The notion that one person can read the Bible as an individual, even an individual with many gifts, and from that solitary experience of reading the Bible live an upright and holy life within the One, Holy, Catholic and Apostolic Church is very mistaken. Bible reading can only be attempted from within the fellowship of the living Church, which includes its theological tradition, its liturgical worship and its spiritual guidance. The Bible did not create the Church, but rather the Church created the Bible in order to feed, inspire and articulate the experience of being incorporated by Baptism into the Sacred Humanity of Jesus Christ—and in the Bible is subtlety, difficulty, and mystery. Anyone who says otherwise is trying to sell you something.

What, then, are we to make of what we hear today? First, our Lord teaches about anger—while there is such a thing as righteous indignation, here Jesus is talking about the Capital Sin of Anger, the sin of denying the need for harmony with other creatures. Anger, besides being a sin, is a distraction, it impedes or prevents our ability to hear Christ, and certainly our ability to recognize Christ in the person with whom we are angry.

That leads directly into His teaching that we should not bring our gift to the Altar if we are unreconciled with someone. And here the fact that this teaching was filtered through the oral tradition of the worshipping community is central, because this passage directly defies normal emotional experience. Unless we hear this teaching through the lens of prayer, we will misunderstand Jesus’ command as seeming to say that reconciliation with the person must be complete and over before anyone can receive communion. But we all know that is not how reconciliation works—it is not a transaction but a process, and a process that can take years if not decades.

The important subtlety here is not to complete a transaction but to begin a process of reconciliation. That process begins by asking God in prayer for help, and the process continues by being able to pray for this person. When we pray for a person we affirm, perhaps despite our emotional inclinations, that God is active in your life, and He is active in the life of that other person who has something against you. This is hard to recognize when this other person has hurt or wounded us, yet until we able to name this person in prayer, we have not begun the process of reconciliation. And it is beginning the process of reconciliation that Jesus demands of us before we receive Communion. We practice this process of reconciliation—of seeing in another person Jesus Christ—when we exchange the peace. Actively experiencing what it is like to try to recognize in another person Jesus Christ is the sole purpose of the exchange of the peace.

So all of that is a difficult passage, and yet there are more in our Gospel today.

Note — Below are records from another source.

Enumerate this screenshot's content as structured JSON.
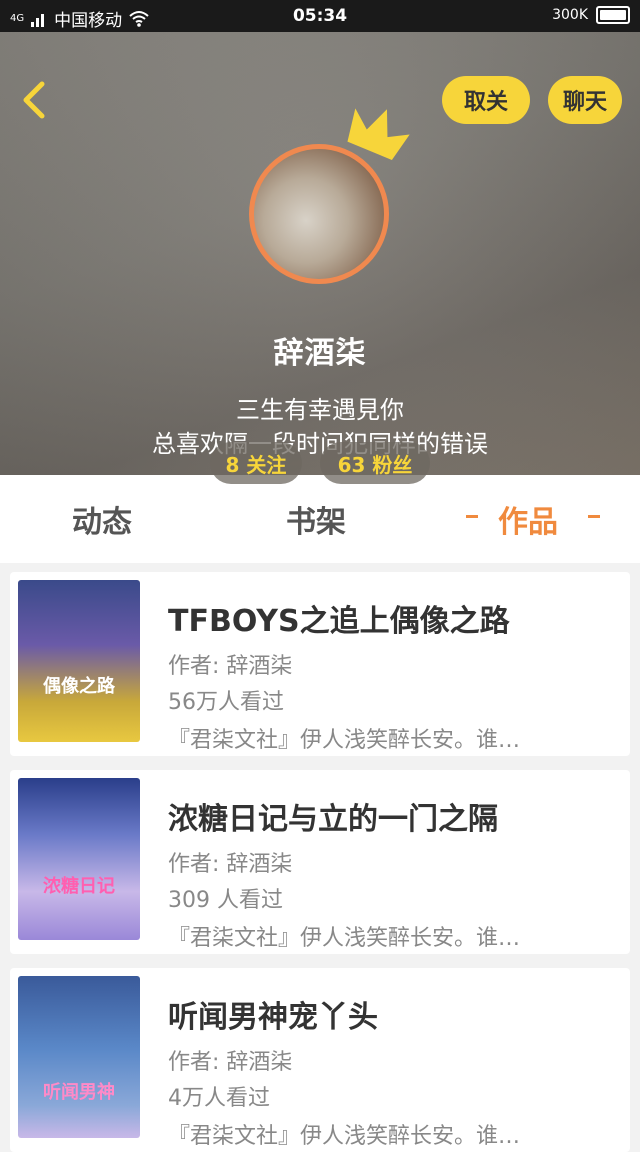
{
  "status_bar": {
    "carrier": "中国移动",
    "signal": "4G",
    "time": "05:34",
    "speed": "300K"
  },
  "header": {
    "unfollow_label": "取关",
    "chat_label": "聊天",
    "nickname": "辞酒柒",
    "bio_line_1": "三生有幸遇見你",
    "bio_line_2": "总喜欢隔一段时间犯同样的错误",
    "follow_stat": "8 关注",
    "fans_stat": "63 粉丝"
  },
  "tabs": [
    {
      "label": "动态"
    },
    {
      "label": "书架"
    },
    {
      "label": "作品"
    }
  ],
  "works": [
    {
      "title": "TFBOYS之追上偶像之路",
      "author": "作者: 辞酒柒",
      "views": "56万人看过",
      "desc": "『君柒文社』伊人浅笑醉长安。谁…",
      "cover_text": "偶像之路"
    },
    {
      "title": "浓糖日记与立的一门之隔",
      "author": "作者: 辞酒柒",
      "views": "309 人看过",
      "desc": "『君柒文社』伊人浅笑醉长安。谁…",
      "cover_text": "浓糖日记"
    },
    {
      "title": "听闻男神宠丫头",
      "author": "作者: 辞酒柒",
      "views": "4万人看过",
      "desc": "『君柒文社』伊人浅笑醉长安。谁…",
      "cover_text": "听闻男神"
    }
  ],
  "colors": {
    "accent": "#f7d53a",
    "tab_active": "#f08a3e",
    "avatar_border": "#f0894f"
  }
}
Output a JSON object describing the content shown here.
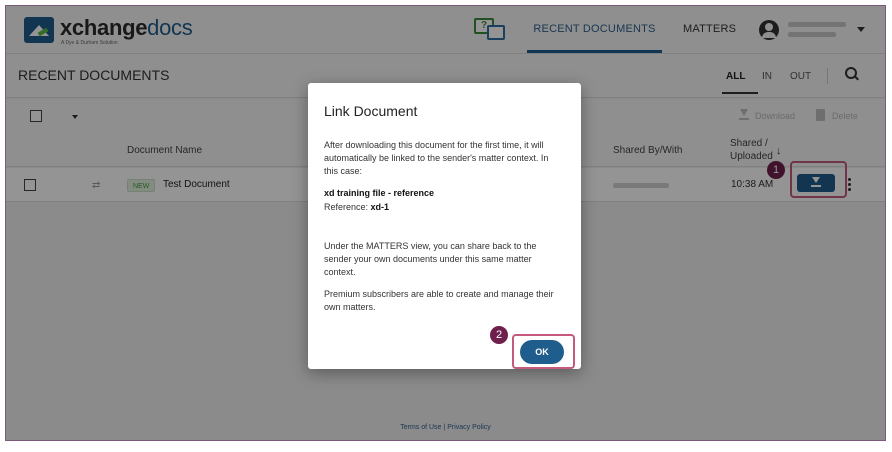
{
  "header": {
    "logo_brand": "xchange",
    "logo_docs": "docs",
    "logo_tagline": "A Dye & Durham Solution",
    "chat_icon_glyph": "?",
    "nav_recent": "RECENT DOCUMENTS",
    "nav_matters": "MATTERS"
  },
  "titlebar": {
    "title": "RECENT DOCUMENTS",
    "filter_all": "ALL",
    "filter_in": "IN",
    "filter_out": "OUT"
  },
  "toolbar": {
    "download_label": "Download",
    "delete_label": "Delete"
  },
  "table": {
    "col_document_name": "Document Name",
    "col_shared_by": "Shared By/With",
    "col_shared_line1": "Shared /",
    "col_shared_line2": "Uploaded",
    "sort_glyph": "↓",
    "rows": [
      {
        "badge": "NEW",
        "name": "Test Document",
        "time": "10:38 AM"
      }
    ]
  },
  "footer": {
    "terms": "Terms of Use",
    "separator": "|",
    "privacy": "Privacy Policy"
  },
  "modal": {
    "title": "Link Document",
    "para1": "After downloading this document for the first time, it will automatically be linked to the sender's matter context. In this case:",
    "matter_name": "xd training file - reference",
    "reference_label": "Reference: ",
    "reference_value": "xd-1",
    "para2": "Under the MATTERS view, you can share back to the sender your own documents under this same matter context.",
    "para3": "Premium subscribers are able to create and manage their own matters.",
    "ok_label": "OK"
  },
  "callouts": {
    "step1": "1",
    "step2": "2"
  },
  "colors": {
    "brand_blue": "#1f5d8c",
    "highlight": "#c55a7d",
    "badge": "#6e1f4b"
  }
}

We hear that lust is equivalent to adultery; that eyes should be plucked out if they cause sin; same with a sin-causing right hand. Brothers and sisters, hear in these sentences Jesus Christ having a divine sense of humor. He makes demands upon us, yet He gives us maximum aid and support in times of hardship. Let the demands of these difficult passages be soothed with the image of Jesus saying them within something of a wry smile, perhaps a dry, provocative humor. We will not make spiritual progress—that it, we will not pray better nor commit fewer sins—if we have a habitual state of imaginative lust. Take custody of the eyes, Jesus is commanding. Pluck it out, take it away, look somewhere else. And if your hands constantly are the tools for sin—for stealing, for writing sinful thoughts, for hitting someone, for knowingly misguiding people—cut them off, take it away, take custody of your hands. Recognize that Jesus intends them to be His hands, His eyes.

Being mature about our tendencies to sin with our eyes, our hands, our thoughts is how we bear our cross. Being sober and honest about how we have been wounded or hurt by other people is how we bear our cross. So let us keep our true end in sight, and let us always know that the Lord is mighty in power and sees everything; His eyes are on those that fear Him, and He knows every deed we do. He knows that in our weakness we can do nothing good without Him. Let us put our trust in Him, for He is our strength and redeemer.